The GCC Solution
The Gulf rulers are apparently convinced that their ability to succeed in the changing world while resisting those internal and external changes rest on the element of strength that they already possess: wealth. Consequently, they outlined a strategy that would allow them to “achieve the highest degree of economic integration and development of defense cooperation and security.” In other words, the Saudis now want more isolationism and institutional mechanisms to guarantee political and economic unity. The ruler’s decisions regarding two critical matters, the membership of Jordan and Morocco and the Syrian situation, reflected this new strategy.
The final statement referred to the Syrian situation as an issue that the Arab League must address. But it also connected Syria to Iran when it called on outsiders to stop interfering in the affairs of Arab states.
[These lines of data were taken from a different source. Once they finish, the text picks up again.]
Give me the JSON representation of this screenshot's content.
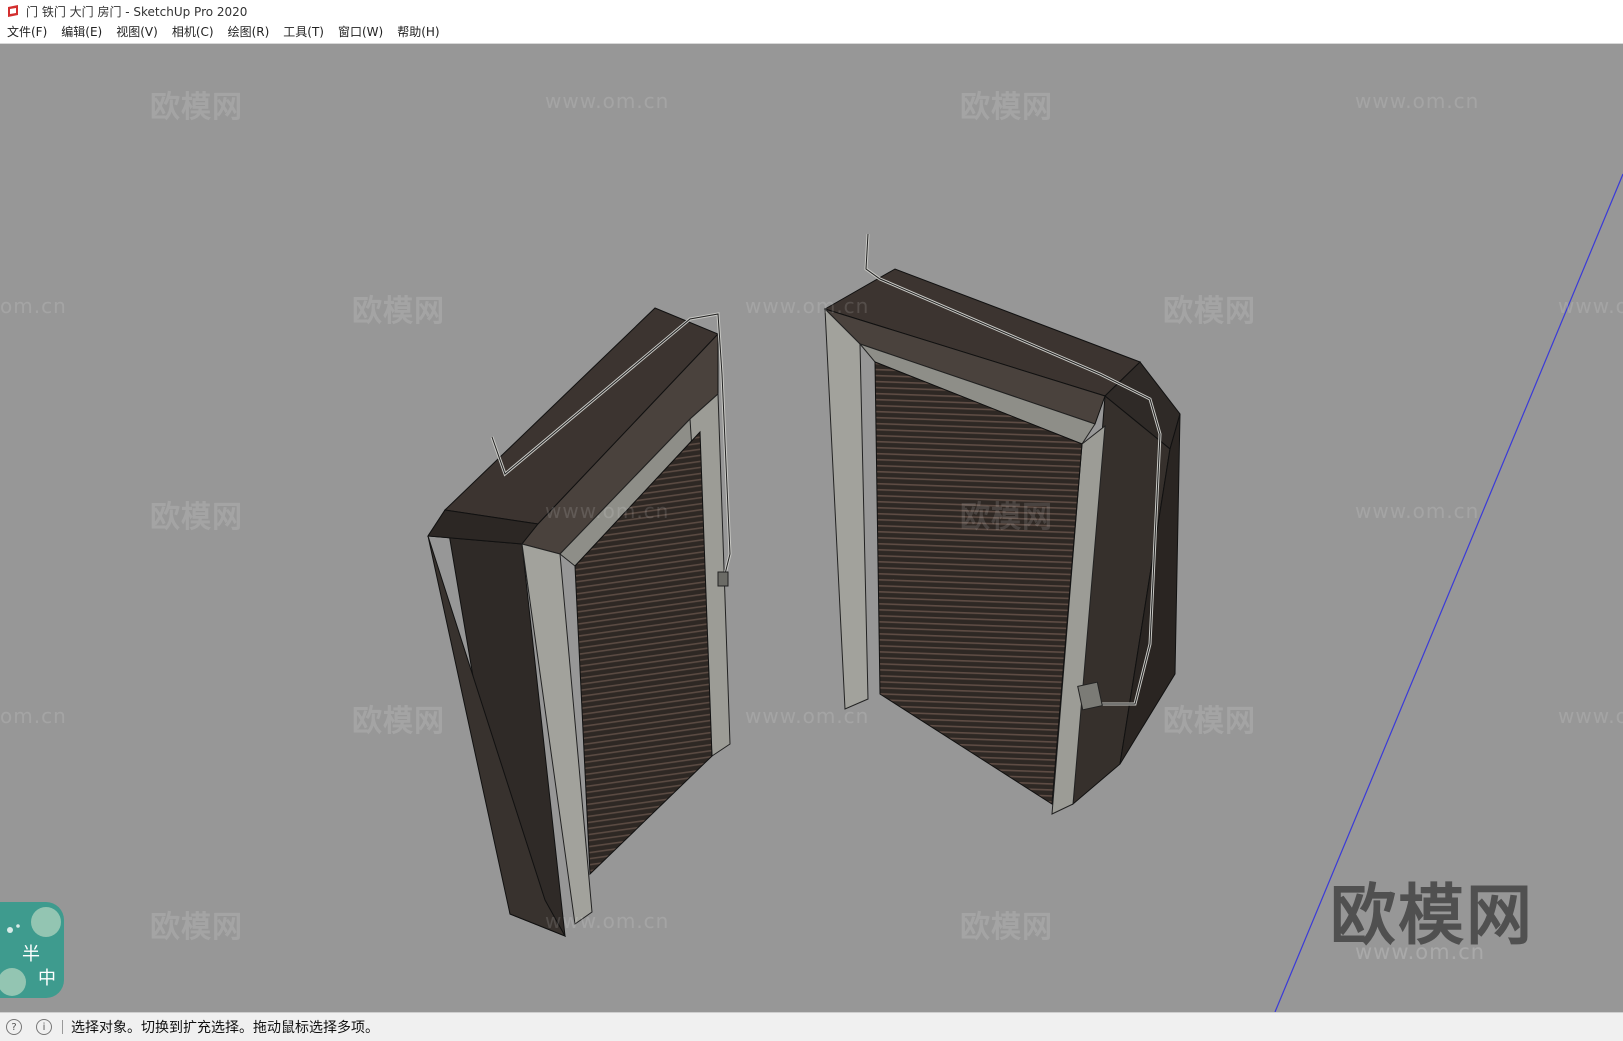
{
  "window": {
    "title": "门 铁门 大门 房门 - SketchUp Pro 2020"
  },
  "menu": {
    "items": [
      {
        "id": "file",
        "label": "文件(F)"
      },
      {
        "id": "edit",
        "label": "编辑(E)"
      },
      {
        "id": "view",
        "label": "视图(V)"
      },
      {
        "id": "camera",
        "label": "相机(C)"
      },
      {
        "id": "draw",
        "label": "绘图(R)"
      },
      {
        "id": "tools",
        "label": "工具(T)"
      },
      {
        "id": "window",
        "label": "窗口(W)"
      },
      {
        "id": "help",
        "label": "帮助(H)"
      }
    ]
  },
  "watermark": {
    "brand": "欧模网",
    "url": "www.om.cn",
    "url_short": "om.cn",
    "url_partial": "www.o"
  },
  "badge": {
    "char1": "半",
    "char2": "中"
  },
  "status": {
    "message": "选择对象。切换到扩充选择。拖动鼠标选择多项。",
    "geo_icon": "globe-icon",
    "info_icon": "info-icon"
  },
  "colors": {
    "viewport_bg": "#979797",
    "axis_blue": "#3a3ad8",
    "frame_dark": "#3a3430",
    "frame_light": "#9a9a94",
    "shutter": "#2b2522"
  }
}
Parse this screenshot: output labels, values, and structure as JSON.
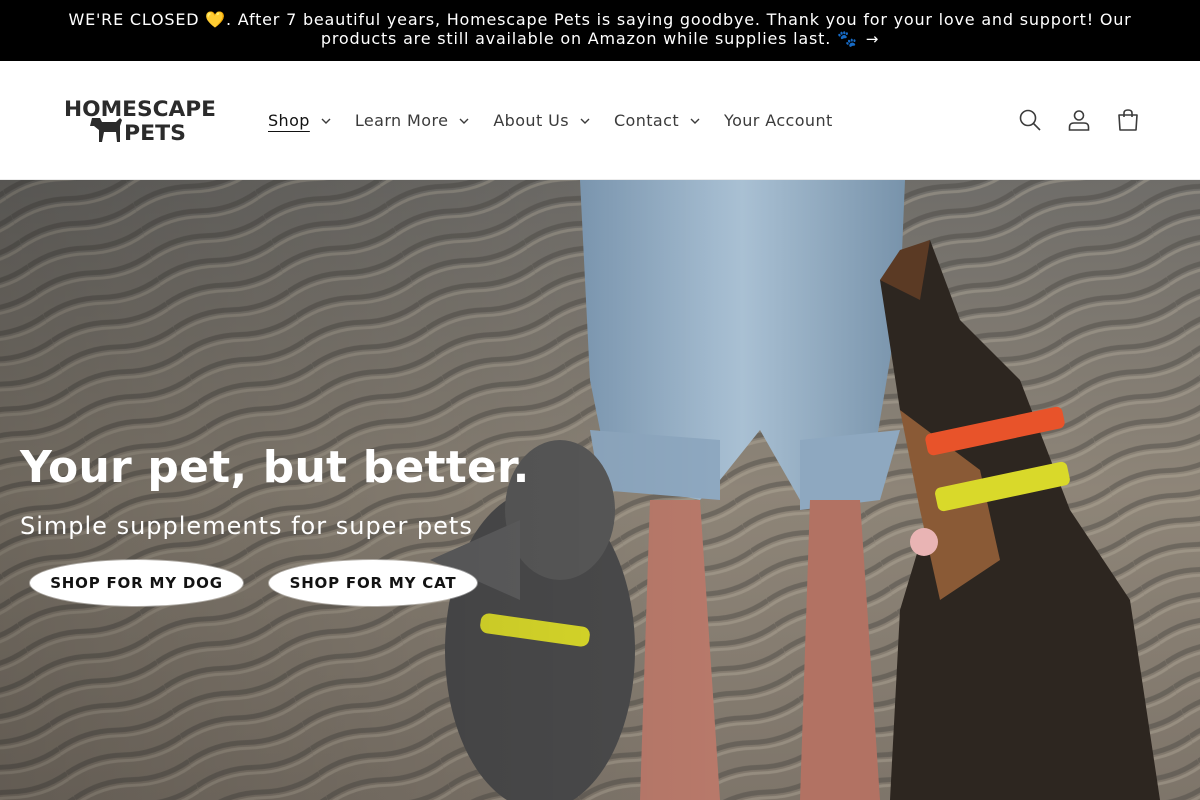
{
  "announcement": {
    "text": "WE'RE CLOSED 💛. After 7 beautiful years, Homescape Pets is saying goodbye. Thank you for your love and support! Our products are still available on Amazon while supplies last. 🐾",
    "arrow": "→"
  },
  "logo": {
    "line1": "HOMESCAPE",
    "line2": "PETS"
  },
  "nav": {
    "items": [
      {
        "label": "Shop",
        "has_dropdown": true,
        "active": true
      },
      {
        "label": "Learn More",
        "has_dropdown": true
      },
      {
        "label": "About Us",
        "has_dropdown": true
      },
      {
        "label": "Contact",
        "has_dropdown": true
      },
      {
        "label": "Your Account",
        "has_dropdown": false
      }
    ]
  },
  "header_icons": [
    "search-icon",
    "account-icon",
    "cart-icon"
  ],
  "hero": {
    "title": "Your pet, but better.",
    "subtitle": "Simple supplements for super pets",
    "buttons": {
      "dog": "SHOP FOR MY DOG",
      "cat": "SHOP FOR MY CAT"
    }
  },
  "colors": {
    "announcement_bg": "#000000",
    "accent_collar_orange": "#e8532a",
    "accent_collar_yellow": "#d9d92a"
  }
}
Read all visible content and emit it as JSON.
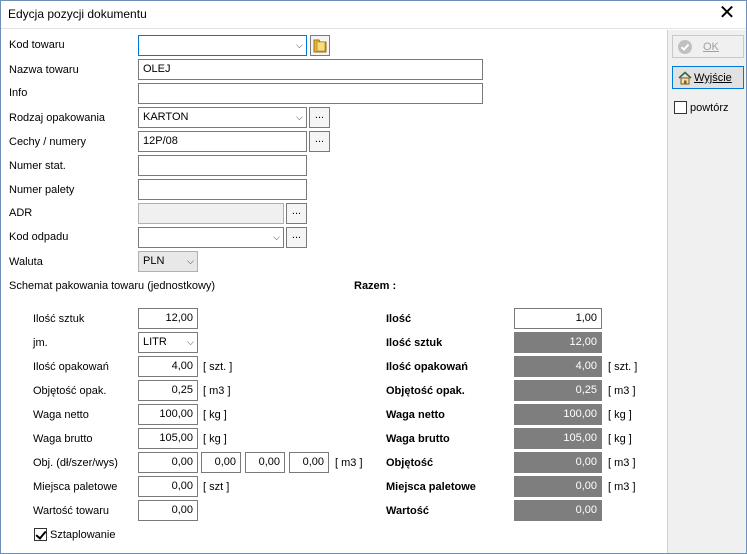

The Gulf States rulers are clearly interested in breaking the Syria-Iran connection to make up for losing influence over Iraq to Iran. They also identify Egypt and Tunisia as losses, since they are now ruled by Islamists who frown upon the archaic Umayyad model or an Arab nationalism that excludes Berbers, Kurds, and other ethnic minorities. They are also interested in providing new instruments that will limit the Iranian influence on the Shiite political minorities in Bahrain, Kuwait, Yemen, and Saudi Arabia.
Most telling is the dissipating enthusiasm for adding new members to the six-nation cooperative. Immediately after the fall of the authoritarian regimes in Tunisia and Egypt, the Gulf States issued an invitation to Morocco and Jordan to apply for membership in the GCC. Tuesday’s communiqué ignored the membership issue, recommending instead that the “GCC begin to establish a fund to support development projects,” providing each of the two kingdoms with $2.5 billion. Importantly, the statement did not envision full membership, but rather a “partnership” with the two countries.
The GCC investment in Jordan and Morocco is not an investment in stable governance. If they wanted to support democracy and stability, they would have invested in Tunisia and Egypt. Instead, they are investing in regimes that mimic their own Umayyad model of governance. The GCC rulers embraced a selective policy of condemning regimes, like the Syrian one, for abusing their citizens while throwing a safety line to other abusive Bahraini, Moroccan, and Jordanian regimes. Such a policy is shortsighted and unproductive. Western countries should be wary of such political engineering intended to preserve clannish rule, not representative governance.
Although no GCC member is run by a representative government, and despite their abysmal human rights records, the rulers of the Arab Gulf States continue to wield influence through Arab and Islamic institutions. These rulers seem to be confident that they can buy consent. So far they have.
Evidently, peoples are less likely to demand representation when there is no taxation. In emirates like UAE and Qatar, not only do citizens not pay taxes, but they also earn a per capita income of nearly $70,000–the fifth highest in the world. Understandably, these states are not facing the same economic conditions as the people in Tunisia, Egypt, Yemen, or Syria.
But the rulers of the Gulf States underestimate the formidable force of people’s longing for dignity. In a changed Arab world, the peoples of the Gulf States, too, will start to wonder why they are denied a voice in the management of the natural resources that allow them to live tax-free for now. Dignity is not only about money and economic security; it is about self-respect and autonomy, too.
This article appeared at FPIF